That number seems low considering all the violence heard on the news each day taking place in the American school. It’s also alarming when parents share that they have had more than one situation where a child being bullied was their own. I relate.
I recently had the opportunity to see bullying stopped in action with my own daughter receiving a death threat by a peer in her class.
My daughter, due to her general popularity as the new kid on the block, gained the dislike of another student who informed several classmates of her desire to do serious harm.
As often as the student body in that institution had been told to inform a teacher immediately when something like this happened, the test of peer-confidentiality proved to be strong.
However, my daughter was smart enough to tell me as soon as she was picked up from school. A quick email to the director, and then a series of meetings with parents, other students, and the would-be-bully resulted in a confrontation between her and my daughter under adult supervision.
The bullying stopped, but more important than that a valuable lesson was taught swiftly to all parties involved. If a bully is confronted immediately, there is a possibility of deflating the problem. Of course, some will only find a new way to try to do what they will.
The one thing that really seemed to ring true in this incident is that the child who was so angry that they felt like lashing out to a new student really wanted to feel acceptance with the group and the competition was something she was unable to handle — a life skill moment.
Although there are situations when this will not work, and more stringent circumstances require parents to get involved, these are good ways to start. Personally, I think that a no tolerance policy across the board is the most important way to go. All too often bullies find a way when boundaries are too relaxed in a school setting.
Some parents have taken to enrolling their child in martial arts or some form of self-defense, too.
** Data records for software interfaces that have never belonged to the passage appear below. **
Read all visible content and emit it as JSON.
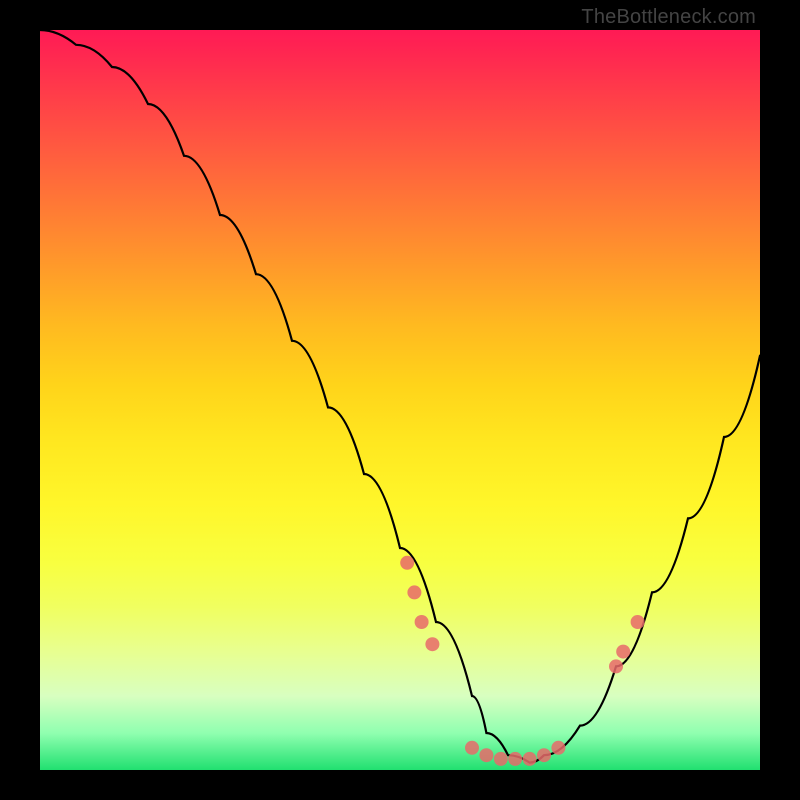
{
  "watermark": "TheBottleneck.com",
  "chart_data": {
    "type": "line",
    "title": "",
    "xlabel": "",
    "ylabel": "",
    "xlim": [
      0,
      100
    ],
    "ylim": [
      0,
      100
    ],
    "series": [
      {
        "name": "bottleneck-curve",
        "x": [
          0,
          5,
          10,
          15,
          20,
          25,
          30,
          35,
          40,
          45,
          50,
          55,
          60,
          62,
          65,
          68,
          70,
          75,
          80,
          85,
          90,
          95,
          100
        ],
        "y": [
          100,
          98,
          95,
          90,
          83,
          75,
          67,
          58,
          49,
          40,
          30,
          20,
          10,
          5,
          2,
          1,
          2,
          6,
          14,
          24,
          34,
          45,
          56
        ]
      }
    ],
    "points": {
      "name": "highlighted-dots",
      "color": "#e86a6a",
      "coords": [
        {
          "x": 51,
          "y": 28
        },
        {
          "x": 52,
          "y": 24
        },
        {
          "x": 53,
          "y": 20
        },
        {
          "x": 54.5,
          "y": 17
        },
        {
          "x": 60,
          "y": 3
        },
        {
          "x": 62,
          "y": 2
        },
        {
          "x": 64,
          "y": 1.5
        },
        {
          "x": 66,
          "y": 1.5
        },
        {
          "x": 68,
          "y": 1.5
        },
        {
          "x": 70,
          "y": 2
        },
        {
          "x": 72,
          "y": 3
        },
        {
          "x": 80,
          "y": 14
        },
        {
          "x": 81,
          "y": 16
        },
        {
          "x": 83,
          "y": 20
        }
      ]
    }
  }
}
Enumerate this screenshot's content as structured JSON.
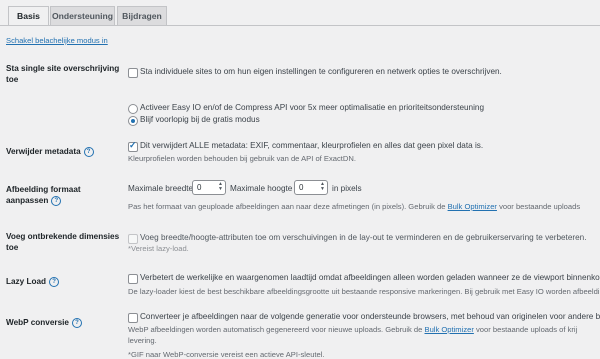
{
  "tabs": [
    {
      "label": "Basis",
      "active": true
    },
    {
      "label": "Ondersteuning",
      "active": false
    },
    {
      "label": "Bijdragen",
      "active": false
    }
  ],
  "easy_mode_link": "Schakel belachelijke modus in",
  "single_site": {
    "title_line1": "Sta single site overschrijving",
    "title_line2": "toe",
    "checkbox_label": "Sta individuele sites to om hun eigen instellingen te configureren en netwerk opties te overschrijven.",
    "checked": false
  },
  "compress_options": {
    "option1": "Activeer Easy IO en/of de Compress API voor 5x meer optimalisatie en prioriteitsondersteuning",
    "option2": "Blijf voorlopig bij de gratis modus",
    "selected": "option2"
  },
  "metadata": {
    "title": "Verwijder metadata",
    "checkbox_label": "Dit verwijdert ALLE metadata: EXIF, commentaar, kleurprofielen en alles dat geen pixel data is.",
    "desc": "Kleurprofielen worden behouden bij gebruik van de API of ExactDN.",
    "checked": true
  },
  "resize": {
    "title_line1": "Afbeelding formaat",
    "title_line2": "aanpassen",
    "width_label": "Maximale breedte",
    "width_value": "0",
    "height_label": "Maximale hoogte",
    "height_value": "0",
    "unit": "in pixels",
    "desc_pre": "Pas het formaat van geuploade afbeeldingen aan naar deze afmetingen (in pixels). Gebruik de ",
    "desc_link": "Bulk Optimizer",
    "desc_post": " voor bestaande uploads"
  },
  "dimensions": {
    "title_line1": "Voeg ontbrekende dimensies",
    "title_line2": "toe",
    "checkbox_label": "Voeg breedte/hoogte-attributen toe om verschuivingen in de lay-out te verminderen en de gebruikerservaring te verbeteren.",
    "desc": "*Vereist lazy-load.",
    "checked": false
  },
  "lazy_load": {
    "title": "Lazy Load",
    "checkbox_label": "Verbetert de werkelijke en waargenomen laadtijd omdat afbeeldingen alleen worden geladen wanneer ze de viewport binnenkome",
    "desc": "De lazy-loader kiest de best beschikbare afbeeldingsgrootte uit bestaande responsive markeringen. Bij gebruik met Easy IO worden afbeelding",
    "checked": false
  },
  "webp": {
    "title": "WebP conversie",
    "checkbox_label": "Converteer je afbeeldingen naar de volgende generatie voor ondersteunde browsers, met behoud van originelen voor andere brow",
    "desc_pre": "WebP afbeeldingen worden automatisch gegenereerd voor nieuwe uploads. Gebruik de ",
    "desc_link": "Bulk Optimizer",
    "desc_post": " voor bestaande uploads of krij",
    "desc_line2": "levering.",
    "desc_line3": "*GIF naar WebP-conversie vereist een actieve API-sleutel.",
    "checked": false
  },
  "icons": {
    "help": "help-circle-icon",
    "check": "checkmark-icon"
  },
  "colors": {
    "link": "#2271b1",
    "background": "#f0f0f1"
  }
}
With the average student more likely to be bullied in school than anywhere else in their childhood, parents need to be more involved in the conversation.
According to the US National Library of Medicine’s 2017 survey, only 16.5 percent of parents have had a conversation about online bullying with their school-aged children and a gap between advice for parents provided by schools on how to handle it when it happens to their own child.